For more than five long, uninterrupted minutes in August, Les Snead, the Los Angeles Rams’ general manager, sat on a perch near the N.F.L. team’s outdoor weight room and explained his philosophy on building a roster.
He had just watched a training camp practice that included Matthew Stafford, the Rams’ new quarterback, whom Snead had traded for earlier in the off-season, and laughed about his thought process.
“It’s a good thing this is a newspaper deal,” Snead said in an interview, “because you can’t explain all of this quickly on television.”
The Rams’ draft methodology needs some untangling to understand from the outside, especially after the Rams this week traded 2022 second- and third-round picks to the Denver Broncos for Von Miller, one of the best outside linebackers in the league. The team’s trades have left the Rams without any first-round selections until 2024 and only four picks in the next draft, the earliest of which is in the third round.
“You have to be aware of what window you’re in,” Snead said.
Even before Miller’s arrival, the Rams (7-1) were viewed as a Super Bowl favorite, with a defensive unit that leads the league in sacks (25). The trade made clear that Los Angeles, which will host the Super Bowl in its home stadium this season, is in “win-now” mode.
But the team’s willingness to give up draft capital limits its ability to extend that window in the cheapest way possible — by developing players into starters while they are on rookie contracts.
Since trading up 14 spots to select quarterback Jared Goff with the No. 1 overall pick in 2016, Snead and the Rams’ front office have frequently doled out draft picks to other teams to poach their best assets. They reached the Super Bowl in the 2018 season with Goff, then tried to build around him through trades, most notably acquiring cornerback Jalen Ramsey in 2019 from the Jacksonville Jaguars in exchange for picks, including two in the first-round that year.
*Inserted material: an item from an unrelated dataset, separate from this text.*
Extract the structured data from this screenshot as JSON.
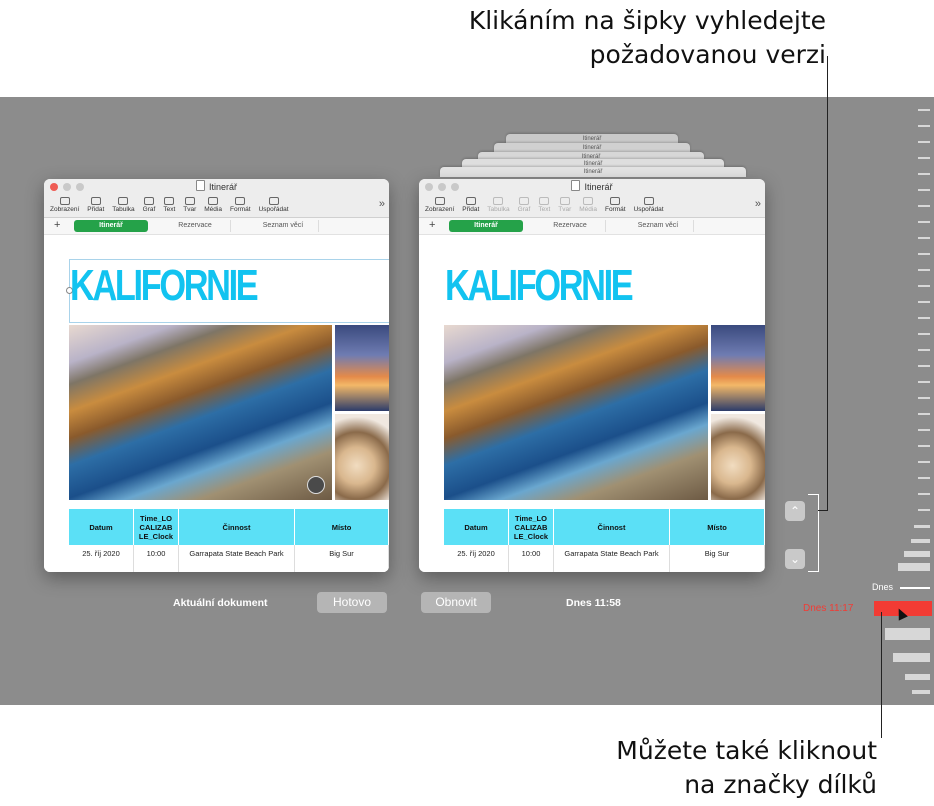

When it became clear Goff would not lead Los Angeles back to the championship game, Snead netted Stafford by packaging Goff’s contract with picks, including two in the first round.
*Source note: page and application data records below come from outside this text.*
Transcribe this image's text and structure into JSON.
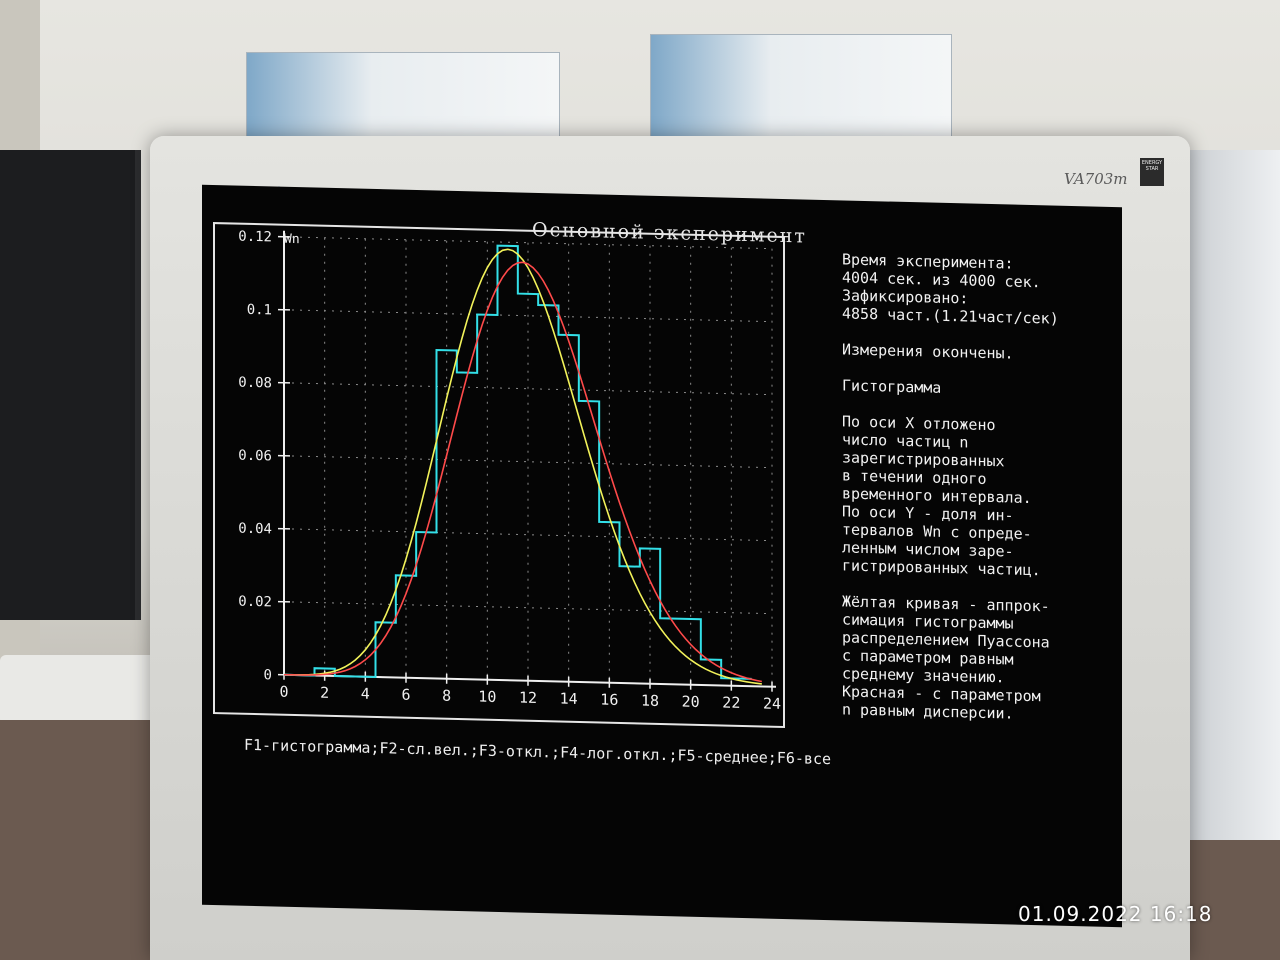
{
  "screen": {
    "title": "Основной эксперимент",
    "info_lines": [
      "Время эксперимента:",
      "4004 сек. из 4000 сек.",
      "Зафиксировано:",
      "4858 част.(1.21част/сек)",
      "",
      "Измерения окончены.",
      "",
      "Гистограмма",
      "",
      "По оси X отложено",
      "число частиц n",
      "зарегистрированных",
      "в течении одного",
      "временного интервала.",
      "По оси Y - доля ин-",
      "тервалов Wn с опреде-",
      "ленным числом заре-",
      "гистрированных частиц.",
      "",
      "Жёлтая кривая - аппрок-",
      "симация гистограммы",
      "распределением Пуассона",
      "с параметром равным",
      "среднему значению.",
      "Красная - с параметром",
      "n равным дисперсии."
    ],
    "function_keys": "F1-гистограмма;F2-сл.вел.;F3-откл.;F4-лог.откл.;F5-среднее;F6-все"
  },
  "monitor": {
    "model": "VA703m",
    "energy_star": "ENERGY STAR"
  },
  "photo_timestamp": "01.09.2022  16:18",
  "chart_data": {
    "type": "line",
    "ylabel": "Wn",
    "xlim": [
      0,
      24
    ],
    "ylim": [
      0,
      0.12
    ],
    "x_ticks": [
      "0",
      "2",
      "4",
      "6",
      "8",
      "10",
      "12",
      "14",
      "16",
      "18",
      "20",
      "22",
      "24"
    ],
    "y_ticks": [
      "0",
      "0.02",
      "0.04",
      "0.06",
      "0.08",
      "0.1",
      "0.12"
    ],
    "grid": true,
    "histogram": {
      "color": "#33e0e8",
      "bins": [
        {
          "x0": 0,
          "x1": 1.5,
          "value": 0.0
        },
        {
          "x0": 1.5,
          "x1": 2.5,
          "value": 0.002
        },
        {
          "x0": 2.5,
          "x1": 4.5,
          "value": 0.0
        },
        {
          "x0": 4.5,
          "x1": 5.5,
          "value": 0.015
        },
        {
          "x0": 5.5,
          "x1": 6.5,
          "value": 0.028
        },
        {
          "x0": 6.5,
          "x1": 7.5,
          "value": 0.04
        },
        {
          "x0": 7.5,
          "x1": 8.5,
          "value": 0.09
        },
        {
          "x0": 8.5,
          "x1": 9.5,
          "value": 0.084
        },
        {
          "x0": 9.5,
          "x1": 10.5,
          "value": 0.1
        },
        {
          "x0": 10.5,
          "x1": 11.5,
          "value": 0.119
        },
        {
          "x0": 11.5,
          "x1": 12.5,
          "value": 0.106
        },
        {
          "x0": 12.5,
          "x1": 13.5,
          "value": 0.103
        },
        {
          "x0": 13.5,
          "x1": 14.5,
          "value": 0.095
        },
        {
          "x0": 14.5,
          "x1": 15.5,
          "value": 0.077
        },
        {
          "x0": 15.5,
          "x1": 16.5,
          "value": 0.044
        },
        {
          "x0": 16.5,
          "x1": 17.5,
          "value": 0.032
        },
        {
          "x0": 17.5,
          "x1": 18.5,
          "value": 0.037
        },
        {
          "x0": 18.5,
          "x1": 20.5,
          "value": 0.018
        },
        {
          "x0": 20.5,
          "x1": 21.5,
          "value": 0.007
        },
        {
          "x0": 21.5,
          "x1": 23.0,
          "value": 0.002
        }
      ]
    },
    "series": [
      {
        "color": "#f2f25a",
        "lambda": 11.5
      },
      {
        "color": "#ff4a4a",
        "lambda": 12.2
      }
    ]
  }
}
Stafford and Ramsey were top-five selections in their drafts, and the Rams have not been willing to lose enough to be in contention to draft that high. Snead said it has been more valuable to trade picks that would probably have landed in the mid-20s to acquire proven players.
“The neat thing about doing it this way is that you’re not guessing,” Snead said. “The player has lived up to his draft status.”
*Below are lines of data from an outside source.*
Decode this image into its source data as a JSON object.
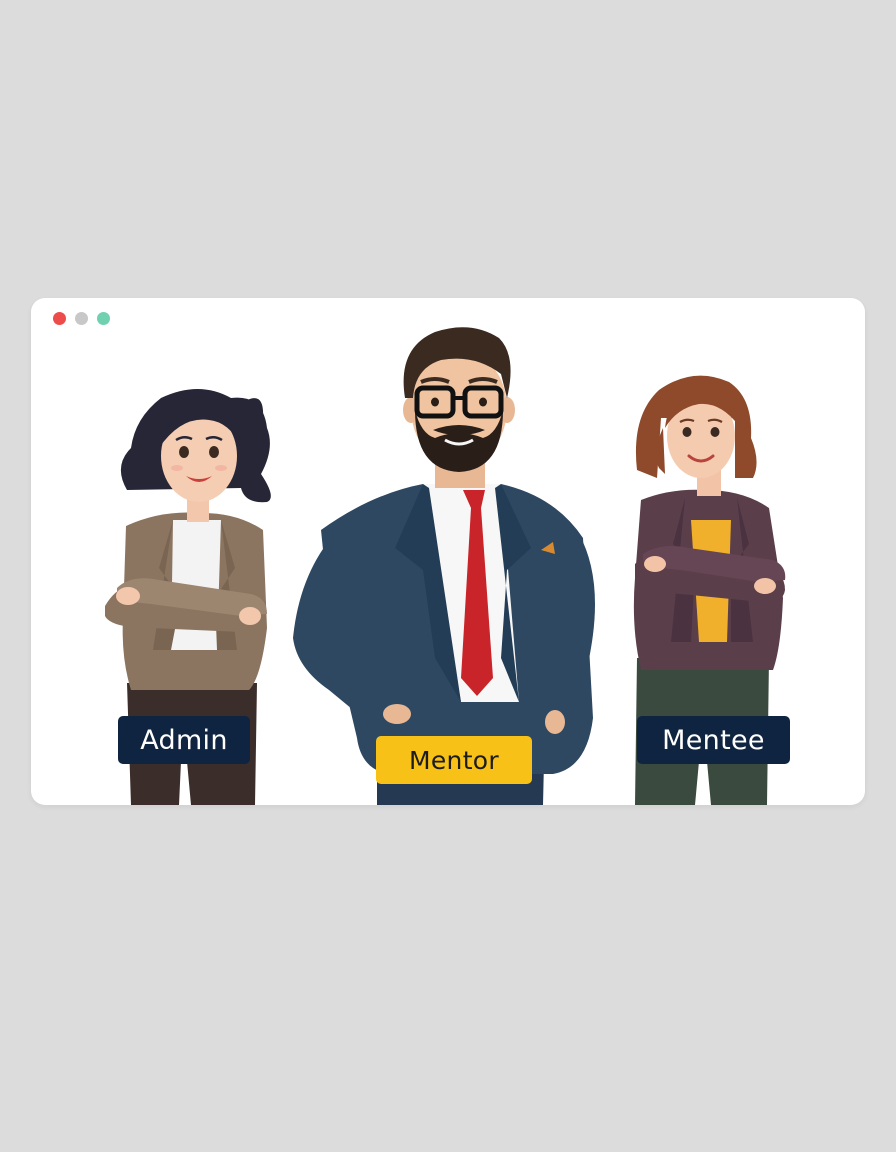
{
  "window": {
    "controls": [
      {
        "name": "close-dot",
        "color": "#ee4b4b"
      },
      {
        "name": "minimize-dot",
        "color": "#c8c8c8"
      },
      {
        "name": "maximize-dot",
        "color": "#6fd1b0"
      }
    ]
  },
  "roles": [
    {
      "id": "admin",
      "label": "Admin",
      "selected": false,
      "button_color": "#0f2440"
    },
    {
      "id": "mentor",
      "label": "Mentor",
      "selected": true,
      "button_color": "#f7c118",
      "text_color": "#1c1c1c"
    },
    {
      "id": "mentee",
      "label": "Mentee",
      "selected": false,
      "button_color": "#0f2440"
    }
  ],
  "colors": {
    "page_background": "#dcdcdc",
    "window_background": "#ffffff"
  }
}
There is no mystery about how Miller, the No. 2 overall pick in 2011 and an eight-time Pro Bowl selection, will be expected to perform. The Super Bowl most valuable player in the 2015 season, he has 110½ sacks in his career and four and a half this season. His presence on a defense with Ramsey and tackle Aaron Donald will further complicate offensive coordinators’ game scripts and should alleviate double teams of Donald.
The Rams last week traded a starting linebacker, Kenny Young, to the Broncos to free space under the salary cap. Rams Coach Sean McVay told reporters last month that he initially did not think the team would make a splashy move before the trade deadline on Tuesday, but he and Snead pounced on the possibility of trading for Miller.
“I love the fearlessness, I love the aggressiveness, and that philosophy has been kind of evolving and ongoing,” McVay told reporters on Monday of his relationship with Snead.
“We’re not afraid of whatever those consequences are because we’re going to attack the opportunities to be successful,” he added. “That’s the mind-set I think we have as an organization, as a team and in our building.”
Snead and McVay balked at the idea that the team’s aggressive trade approach meant the organization did not see value in the draft.
“We still believe in it, and we feel like you can use it in a very particular way depending on the options we have,” Snead said.
The Rams have been able to find contributors in later rounds, which they attribute to their scouts finding underrated players and their position coaches developing them.
The team’s top receiver, Cooper Kupp, a third-round selection in 2018, leads the league in catches (63), yards (924) and touchdowns (10). Receiver Van Jefferson and running back Cam Akers, who tore his Achilles’ tendon before training camp, were second-round picks in 2020.
“There is a formula to a lot of the things that we’re doing behind the scenes,” McVay said. “There’s a vision in place. And we feel like it fits for us, and it might not be for everybody.”